"""

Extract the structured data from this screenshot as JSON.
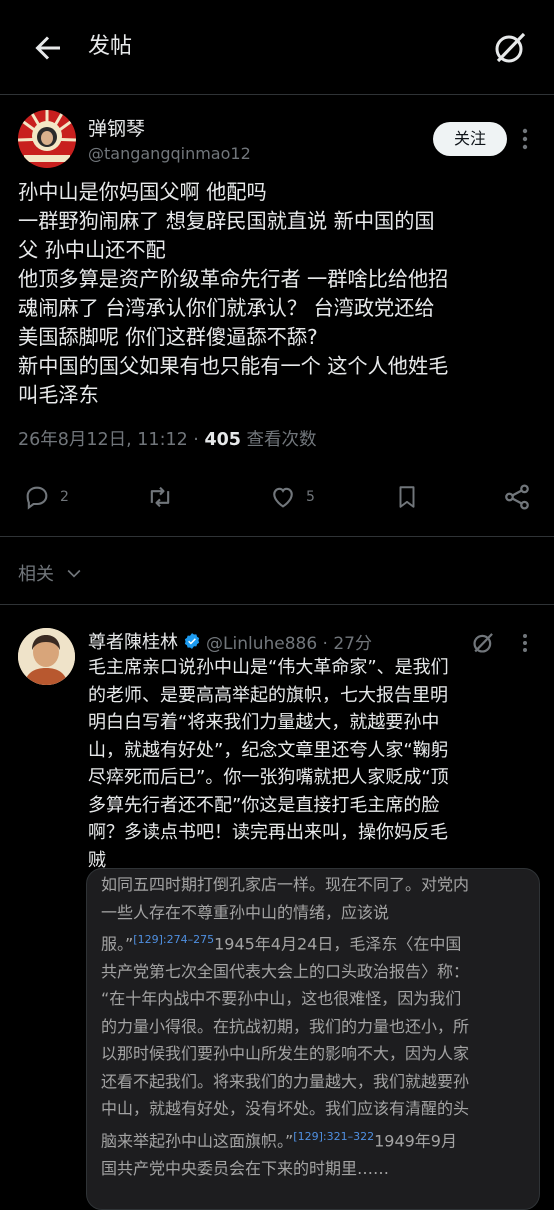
{
  "header": {
    "title": "发帖",
    "back_icon": "arrow-left-icon",
    "grok_icon": "grok-icon"
  },
  "post": {
    "author_name": "弹钢琴",
    "handle": "@tangangqinmao12",
    "follow_label": "关注",
    "lines": [
      "孙中山是你妈国父啊 他配吗",
      "一群野狗闹麻了 想复辟民国就直说 新中国的国",
      "父 孙中山还不配",
      "他顶多算是资产阶级革命先行者 一群啥比给他招",
      "魂闹麻了 台湾承认你们就承认？ 台湾政党还给",
      "美国舔脚呢 你们这群傻逼舔不舔?",
      "新中国的国父如果有也只能有一个 这个人他姓毛",
      "叫毛泽东"
    ],
    "date": "26年8月12日, 11:12",
    "separator": " · ",
    "views_count": "405",
    "views_label": " 查看次数",
    "reply_count": "2",
    "like_count": "5"
  },
  "related": {
    "label": "相关"
  },
  "reply": {
    "author_name": "尊者陳桂林",
    "handle_time": "@Linluhe886 · 27分",
    "lines": [
      "毛主席亲口说孙中山是“伟大革命家”、是我们",
      "的老师、是要高高举起的旗帜，七大报告里明",
      "明白白写着“将来我们力量越大，就越要孙中",
      "山，就越有好处”，纪念文章里还夸人家“鞠躬",
      "尽瘁死而后已”。你一张狗嘴就把人家贬成“顶",
      "多算先行者还不配”你这是直接打毛主席的脸",
      "啊？多读点书吧！读完再出来叫，操你妈反毛",
      "贼"
    ],
    "media": {
      "line0": "如同五四时期打倒孔家店一样。现在不同了。对党内",
      "line1": "一些人存在不尊重孙中山的情绪，应该说",
      "line2a": "服。”",
      "line2_ref": "[129]:274–275",
      "line2b": "1945年4月24日，毛泽东〈在中国",
      "line3": "共产党第七次全国代表大会上的口头政治报告〉称：",
      "line4": "“在十年内战中不要孙中山，这也很难怪，因为我们",
      "line5": "的力量小得很。在抗战初期，我们的力量也还小，所",
      "line6": "以那时候我们要孙中山所发生的影响不大，因为人家",
      "line7": "还看不起我们。将来我们的力量越大，我们就越要孙",
      "line8": "中山，就越有好处，没有坏处。我们应该有清醒的头",
      "line9a": "脑来举起孙中山这面旗帜。”",
      "line9_ref": "[129]:321–322",
      "line9b": "1949年9月",
      "line10": "国共产党中央委员会在下来的时期里……"
    }
  },
  "colors": {
    "background": "#000000",
    "text": "#e7e9ea",
    "muted": "#71767b",
    "verified": "#1d9bf0",
    "divider": "#2f3336"
  }
}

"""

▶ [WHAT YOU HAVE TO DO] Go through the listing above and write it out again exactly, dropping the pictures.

▶ [THE ANSWER]
Extract the structured data from this screenshot as JSON.
{
  "header": {
    "title": "发帖",
    "back_icon": "arrow-left-icon",
    "grok_icon": "grok-icon"
  },
  "post": {
    "author_name": "弹钢琴",
    "handle": "@tangangqinmao12",
    "follow_label": "关注",
    "lines": [
      "孙中山是你妈国父啊 他配吗",
      "一群野狗闹麻了 想复辟民国就直说 新中国的国",
      "父 孙中山还不配",
      "他顶多算是资产阶级革命先行者 一群啥比给他招",
      "魂闹麻了 台湾承认你们就承认？ 台湾政党还给",
      "美国舔脚呢 你们这群傻逼舔不舔?",
      "新中国的国父如果有也只能有一个 这个人他姓毛",
      "叫毛泽东"
    ],
    "date": "26年8月12日, 11:12",
    "separator": " · ",
    "views_count": "405",
    "views_label": " 查看次数",
    "reply_count": "2",
    "like_count": "5"
  },
  "related": {
    "label": "相关"
  },
  "reply": {
    "author_name": "尊者陳桂林",
    "handle_time": "@Linluhe886 · 27分",
    "lines": [
      "毛主席亲口说孙中山是“伟大革命家”、是我们",
      "的老师、是要高高举起的旗帜，七大报告里明",
      "明白白写着“将来我们力量越大，就越要孙中",
      "山，就越有好处”，纪念文章里还夸人家“鞠躬",
      "尽瘁死而后已”。你一张狗嘴就把人家贬成“顶",
      "多算先行者还不配”你这是直接打毛主席的脸",
      "啊？多读点书吧！读完再出来叫，操你妈反毛",
      "贼"
    ],
    "media": {
      "line0": "如同五四时期打倒孔家店一样。现在不同了。对党内",
      "line1": "一些人存在不尊重孙中山的情绪，应该说",
      "line2a": "服。”",
      "line2_ref": "[129]:274–275",
      "line2b": "1945年4月24日，毛泽东〈在中国",
      "line3": "共产党第七次全国代表大会上的口头政治报告〉称：",
      "line4": "“在十年内战中不要孙中山，这也很难怪，因为我们",
      "line5": "的力量小得很。在抗战初期，我们的力量也还小，所",
      "line6": "以那时候我们要孙中山所发生的影响不大，因为人家",
      "line7": "还看不起我们。将来我们的力量越大，我们就越要孙",
      "line8": "中山，就越有好处，没有坏处。我们应该有清醒的头",
      "line9a": "脑来举起孙中山这面旗帜。”",
      "line9_ref": "[129]:321–322",
      "line9b": "1949年9月",
      "line10": "国共产党中央委员会在下来的时期里……"
    }
  },
  "colors": {
    "background": "#000000",
    "text": "#e7e9ea",
    "muted": "#71767b",
    "verified": "#1d9bf0",
    "divider": "#2f3336"
  }
}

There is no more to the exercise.